Data →
************

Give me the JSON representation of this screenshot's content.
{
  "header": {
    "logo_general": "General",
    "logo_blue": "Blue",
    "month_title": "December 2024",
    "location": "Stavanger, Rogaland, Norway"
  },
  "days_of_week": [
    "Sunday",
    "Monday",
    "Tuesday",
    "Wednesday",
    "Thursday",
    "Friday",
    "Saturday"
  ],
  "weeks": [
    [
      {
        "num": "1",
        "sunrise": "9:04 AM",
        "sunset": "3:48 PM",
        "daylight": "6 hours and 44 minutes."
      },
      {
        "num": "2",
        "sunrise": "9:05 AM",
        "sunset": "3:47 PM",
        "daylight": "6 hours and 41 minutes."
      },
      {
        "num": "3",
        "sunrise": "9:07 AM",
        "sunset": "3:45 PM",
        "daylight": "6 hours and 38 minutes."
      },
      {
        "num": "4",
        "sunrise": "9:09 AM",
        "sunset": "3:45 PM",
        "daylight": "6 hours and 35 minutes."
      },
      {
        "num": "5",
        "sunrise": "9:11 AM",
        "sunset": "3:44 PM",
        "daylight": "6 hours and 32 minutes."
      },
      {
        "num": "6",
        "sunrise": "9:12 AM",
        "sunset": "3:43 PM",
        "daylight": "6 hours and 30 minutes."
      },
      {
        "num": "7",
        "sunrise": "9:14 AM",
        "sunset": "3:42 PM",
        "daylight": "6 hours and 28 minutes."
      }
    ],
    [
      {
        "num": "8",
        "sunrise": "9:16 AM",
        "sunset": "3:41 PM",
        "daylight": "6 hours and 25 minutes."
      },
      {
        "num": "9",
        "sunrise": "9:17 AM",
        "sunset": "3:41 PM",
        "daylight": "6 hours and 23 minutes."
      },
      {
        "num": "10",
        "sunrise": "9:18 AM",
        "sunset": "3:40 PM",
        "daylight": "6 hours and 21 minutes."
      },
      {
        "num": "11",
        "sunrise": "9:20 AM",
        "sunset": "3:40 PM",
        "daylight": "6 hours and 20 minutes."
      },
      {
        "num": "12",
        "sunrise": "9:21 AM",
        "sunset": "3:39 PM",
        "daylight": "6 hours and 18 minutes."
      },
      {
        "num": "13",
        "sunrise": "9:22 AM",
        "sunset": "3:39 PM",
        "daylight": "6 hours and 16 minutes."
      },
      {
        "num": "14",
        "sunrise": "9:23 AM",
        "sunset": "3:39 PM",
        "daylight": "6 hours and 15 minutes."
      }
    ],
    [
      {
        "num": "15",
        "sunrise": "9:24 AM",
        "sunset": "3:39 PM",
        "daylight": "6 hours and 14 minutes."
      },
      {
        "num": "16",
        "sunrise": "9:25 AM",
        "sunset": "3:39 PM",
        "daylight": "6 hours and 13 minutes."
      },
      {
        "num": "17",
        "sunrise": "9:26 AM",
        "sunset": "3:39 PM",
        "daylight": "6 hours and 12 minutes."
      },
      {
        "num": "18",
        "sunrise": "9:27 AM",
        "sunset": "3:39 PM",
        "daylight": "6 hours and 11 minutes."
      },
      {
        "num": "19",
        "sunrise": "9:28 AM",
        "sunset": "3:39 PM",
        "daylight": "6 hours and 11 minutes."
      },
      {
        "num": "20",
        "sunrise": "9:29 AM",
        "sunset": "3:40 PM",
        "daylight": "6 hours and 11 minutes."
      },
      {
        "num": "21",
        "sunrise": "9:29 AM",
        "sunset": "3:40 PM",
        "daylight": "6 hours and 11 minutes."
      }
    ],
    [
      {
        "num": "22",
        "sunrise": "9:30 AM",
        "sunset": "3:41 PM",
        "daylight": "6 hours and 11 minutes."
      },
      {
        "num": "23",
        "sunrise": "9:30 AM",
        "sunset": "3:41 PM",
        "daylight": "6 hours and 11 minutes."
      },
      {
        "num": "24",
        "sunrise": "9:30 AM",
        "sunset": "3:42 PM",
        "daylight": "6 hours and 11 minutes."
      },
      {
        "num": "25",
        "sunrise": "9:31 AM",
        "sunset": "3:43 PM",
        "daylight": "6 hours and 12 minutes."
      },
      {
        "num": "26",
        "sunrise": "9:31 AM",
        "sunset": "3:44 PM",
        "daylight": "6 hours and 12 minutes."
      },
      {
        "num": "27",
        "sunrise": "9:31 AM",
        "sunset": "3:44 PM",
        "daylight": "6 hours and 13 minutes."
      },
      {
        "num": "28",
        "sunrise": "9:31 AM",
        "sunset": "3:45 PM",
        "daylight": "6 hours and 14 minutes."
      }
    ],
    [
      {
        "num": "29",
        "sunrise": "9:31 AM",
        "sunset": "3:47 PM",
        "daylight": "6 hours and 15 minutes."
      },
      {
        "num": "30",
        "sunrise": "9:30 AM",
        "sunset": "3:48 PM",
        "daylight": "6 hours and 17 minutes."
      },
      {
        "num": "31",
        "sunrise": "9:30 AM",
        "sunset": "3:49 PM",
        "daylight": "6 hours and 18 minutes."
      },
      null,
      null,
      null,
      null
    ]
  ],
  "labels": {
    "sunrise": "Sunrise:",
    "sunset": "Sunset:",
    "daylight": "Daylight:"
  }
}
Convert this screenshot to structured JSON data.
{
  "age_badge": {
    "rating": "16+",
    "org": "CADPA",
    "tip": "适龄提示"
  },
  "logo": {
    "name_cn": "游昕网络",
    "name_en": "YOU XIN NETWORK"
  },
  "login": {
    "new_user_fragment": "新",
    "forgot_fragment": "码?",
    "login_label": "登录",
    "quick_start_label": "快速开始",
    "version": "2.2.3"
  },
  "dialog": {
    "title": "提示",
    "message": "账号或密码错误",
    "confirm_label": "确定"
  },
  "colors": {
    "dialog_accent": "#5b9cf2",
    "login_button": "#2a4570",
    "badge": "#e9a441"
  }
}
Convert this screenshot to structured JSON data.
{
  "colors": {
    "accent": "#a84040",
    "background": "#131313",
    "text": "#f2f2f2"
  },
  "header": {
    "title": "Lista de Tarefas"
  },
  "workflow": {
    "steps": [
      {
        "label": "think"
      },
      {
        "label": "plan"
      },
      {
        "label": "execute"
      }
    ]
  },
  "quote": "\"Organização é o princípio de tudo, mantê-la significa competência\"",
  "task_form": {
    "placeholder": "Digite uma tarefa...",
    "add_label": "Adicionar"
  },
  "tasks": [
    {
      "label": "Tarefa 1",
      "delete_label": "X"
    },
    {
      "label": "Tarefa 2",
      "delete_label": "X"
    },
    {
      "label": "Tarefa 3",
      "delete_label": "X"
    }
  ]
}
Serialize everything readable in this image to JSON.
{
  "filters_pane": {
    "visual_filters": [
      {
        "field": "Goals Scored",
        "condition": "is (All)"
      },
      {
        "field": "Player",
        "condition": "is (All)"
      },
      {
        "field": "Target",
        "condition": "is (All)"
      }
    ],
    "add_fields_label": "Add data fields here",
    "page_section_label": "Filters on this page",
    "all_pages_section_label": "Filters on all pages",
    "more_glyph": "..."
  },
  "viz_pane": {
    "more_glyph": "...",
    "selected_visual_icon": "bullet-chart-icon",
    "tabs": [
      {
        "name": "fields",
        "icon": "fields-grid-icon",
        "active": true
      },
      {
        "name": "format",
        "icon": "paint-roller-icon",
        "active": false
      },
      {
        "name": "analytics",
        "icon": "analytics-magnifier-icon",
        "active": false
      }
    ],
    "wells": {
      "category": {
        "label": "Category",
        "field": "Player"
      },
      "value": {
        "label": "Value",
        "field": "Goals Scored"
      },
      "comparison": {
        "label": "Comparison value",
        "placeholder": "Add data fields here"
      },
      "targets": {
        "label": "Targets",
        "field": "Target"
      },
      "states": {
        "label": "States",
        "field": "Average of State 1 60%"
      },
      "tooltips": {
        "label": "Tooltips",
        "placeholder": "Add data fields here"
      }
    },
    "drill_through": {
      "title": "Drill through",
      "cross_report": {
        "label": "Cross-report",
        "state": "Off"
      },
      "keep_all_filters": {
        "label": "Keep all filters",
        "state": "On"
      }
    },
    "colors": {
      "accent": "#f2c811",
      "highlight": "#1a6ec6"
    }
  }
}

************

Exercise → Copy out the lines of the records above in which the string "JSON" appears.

Written answer →
Give me the JSON representation of this screenshot's content.
Convert this screenshot to structured JSON data.
Convert this screenshot to structured JSON data.
Serialize everything readable in this image to JSON.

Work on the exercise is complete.